ΔEGFR is associated with radioresistance and chemoresistance.45, 46 An important mechanism by which ΔEGFR confers this resistance is the upregulation of anti-apoptotic proteins, with the clearest connection being to Bcl-XL.7 More recently it was shown that STAT5 also regulated the response to the chemotherapy agent, camptothecin (CAM), which induced apoptosis and did so by regulating Bcl-XL expression in rat C6-glioma cells.47 We found that the Bcl-XL promoter is regulated by ΔEGFR in a STAT5b-dependent manner, and that knockdown of STAT5b reduces levels of Bcl-XL and sensitizes glioblastoma cells to cisplatin both in vitro and in vivo. Significantly we also observed a strong correlation between the detection of pSTAT5 in glioblastoma patient samples and poor survival, suggesting that treatment resistance promoted by STAT5 activity plays an important role in clinical outcomes. These findings are consistent with two recent studies that showed that nuclear EGFR contributes to resistance to cisplatin48 and Cetuximab.49 These results may have important clinical implications for the use of cisplatin in the treatment of those malignant gliomas expressing ΔEGFR.

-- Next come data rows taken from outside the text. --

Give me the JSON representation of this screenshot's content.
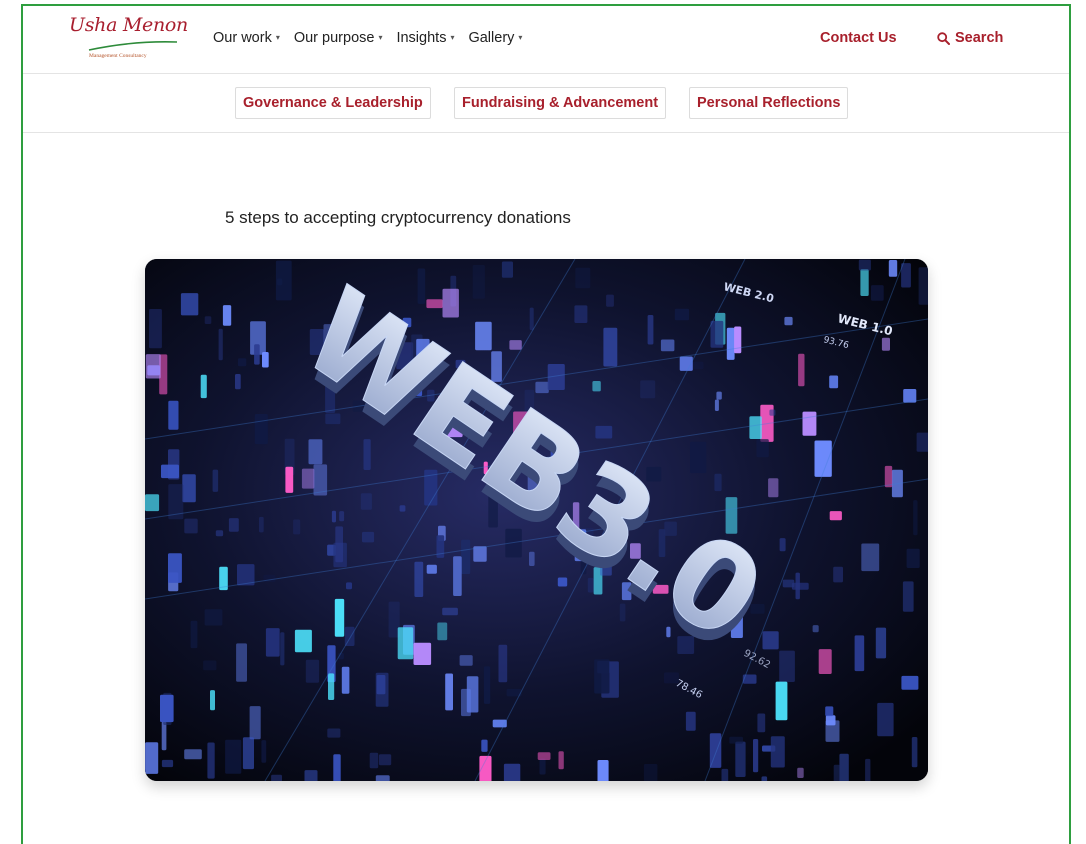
{
  "brand": {
    "logo_script": "Usha Menon",
    "logo_tagline": "Management Consultancy"
  },
  "nav": {
    "items": [
      {
        "label": "Our work"
      },
      {
        "label": "Our purpose"
      },
      {
        "label": "Insights"
      },
      {
        "label": "Gallery"
      }
    ],
    "contact_label": "Contact Us",
    "search_label": "Search"
  },
  "categories": [
    {
      "label": "Governance & Leadership"
    },
    {
      "label": "Fundraising & Advancement"
    },
    {
      "label": "Personal Reflections"
    }
  ],
  "article": {
    "title": "5 steps to accepting cryptocurrency donations",
    "hero_text": "WEB3.0",
    "hero_labels": {
      "web20": "WEB 2.0",
      "web10": "WEB 1.0",
      "n1": "93.76",
      "n2": "78.46",
      "n3": "92.62"
    }
  },
  "colors": {
    "accent": "#a8202c",
    "frame": "#2e9e3f",
    "text": "#222222"
  }
}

In summary, our results demonstrate for the first time that ΔEGFR activates STAT5b, forms complexes with activated pSTAT5b on the promoters of genes including Bcl-XL, and together directly increases Bcl-XL gene expression to promote tumor growth and treatment resistance in glioblastoma. Ongoing studies are directed at these genes to gain further insights into their role in the malignant biology of tumors with active ΔEGFR nuclear pathways.
This work was supported by the National Cancer Institute of the National Institutes of Health: RO1CA108500 (O.B.), SPORE P50CA127001 (O.B.), PO1 CAO95616 (W.K.C., F.B.F.); the University of Texas M.D. Anderson's Cancer Centre Support Grant CA016672; The Goldhirsh Foundation (F.F.). M.L. was supported in part by an American Brain Tumor Association Fellowship. W.K.C. is a Fellow of the National Foundation for Cancer Research. We thank the Anthony Bullock III Foundation for their generous support of the proteomics capabilities in the Brain Tumor Center at The University of Texas MD Anderson Cancer Center. We would like to thank our colleagues at MD Anderson: Dr. Mien-Chie Hung for helpful discussions, Dr. John de Groot for Dasatinib, Dr. Waldemar Priebe for WP1066, Dr. Zhen Fan for Jak2 shRNA constructs and Mrs. Laura Gibson for technical assistance. We also thank Dr. Liang-Yi Hung, National Cheng Kung University, Taiwan, for pGL2-Aurora-A promoter constructs, Dr. Corinne M. Silva, University of Virginia, for mutant STAT5 constructs, and Dr. Sylvia L. Asa, University of Toronto, for Bcl-XL promoter constructs.